**EXERCISE OBJECTIVE:** Go through the lines below and copy any that hold the string "ManagedBean".

(Data entries)

-- Opening Marker --

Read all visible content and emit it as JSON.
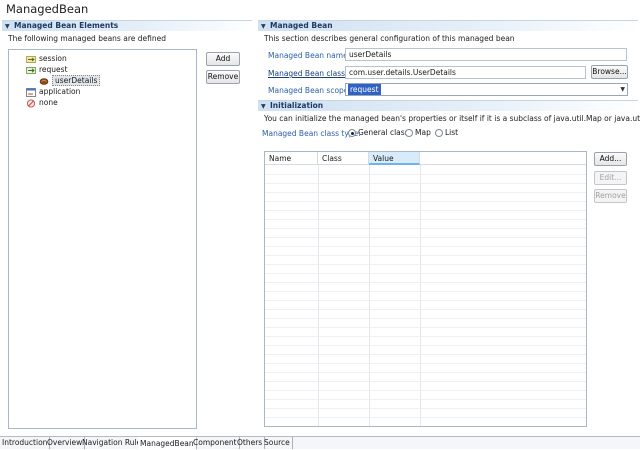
{
  "editor": {
    "title": "ManagedBean"
  },
  "left_section": {
    "header": "Managed Bean Elements",
    "description": "The following managed beans are defined",
    "tree": [
      {
        "label": "session",
        "icon": "session-scope-icon"
      },
      {
        "label": "request",
        "icon": "request-scope-icon"
      },
      {
        "label": "userDetails",
        "icon": "bean-icon"
      },
      {
        "label": "application",
        "icon": "application-scope-icon"
      },
      {
        "label": "none",
        "icon": "none-scope-icon"
      }
    ],
    "add_label": "Add",
    "remove_label": "Remove"
  },
  "managed_bean": {
    "header": "Managed Bean",
    "description": "This section describes general configuration of this managed bean",
    "name_label": "Managed Bean name*:",
    "name_value": "userDetails",
    "class_label": "Managed Bean class*:",
    "class_value": "com.user.details.UserDetails",
    "browse_label": "Browse...",
    "scope_label": "Managed Bean scope*:",
    "scope_value": "request"
  },
  "initialization": {
    "header": "Initialization",
    "description": "You can initialize the managed bean's properties or itself if it is a subclass of java.util.Map or java.util.List",
    "class_type_label": "Managed Bean class type:",
    "options": [
      "General class",
      "Map",
      "List"
    ],
    "selected_option": "General class",
    "columns": [
      "Name",
      "Class",
      "Value"
    ],
    "add_label": "Add...",
    "edit_label": "Edit...",
    "remove_label": "Remove"
  },
  "tabs": [
    "Introduction",
    "Overview",
    "Navigation Rule",
    "ManagedBean",
    "Component",
    "Others",
    "Source"
  ],
  "active_tab": "ManagedBean",
  "colors": {
    "section_header_text": "#1f3a63",
    "field_label": "#2a5ea8",
    "selection": "#3062c4"
  }
}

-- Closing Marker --

**RESPONSE:**
    "title": "ManagedBean"
    "ManagedBean",
  "active_tab": "ManagedBean",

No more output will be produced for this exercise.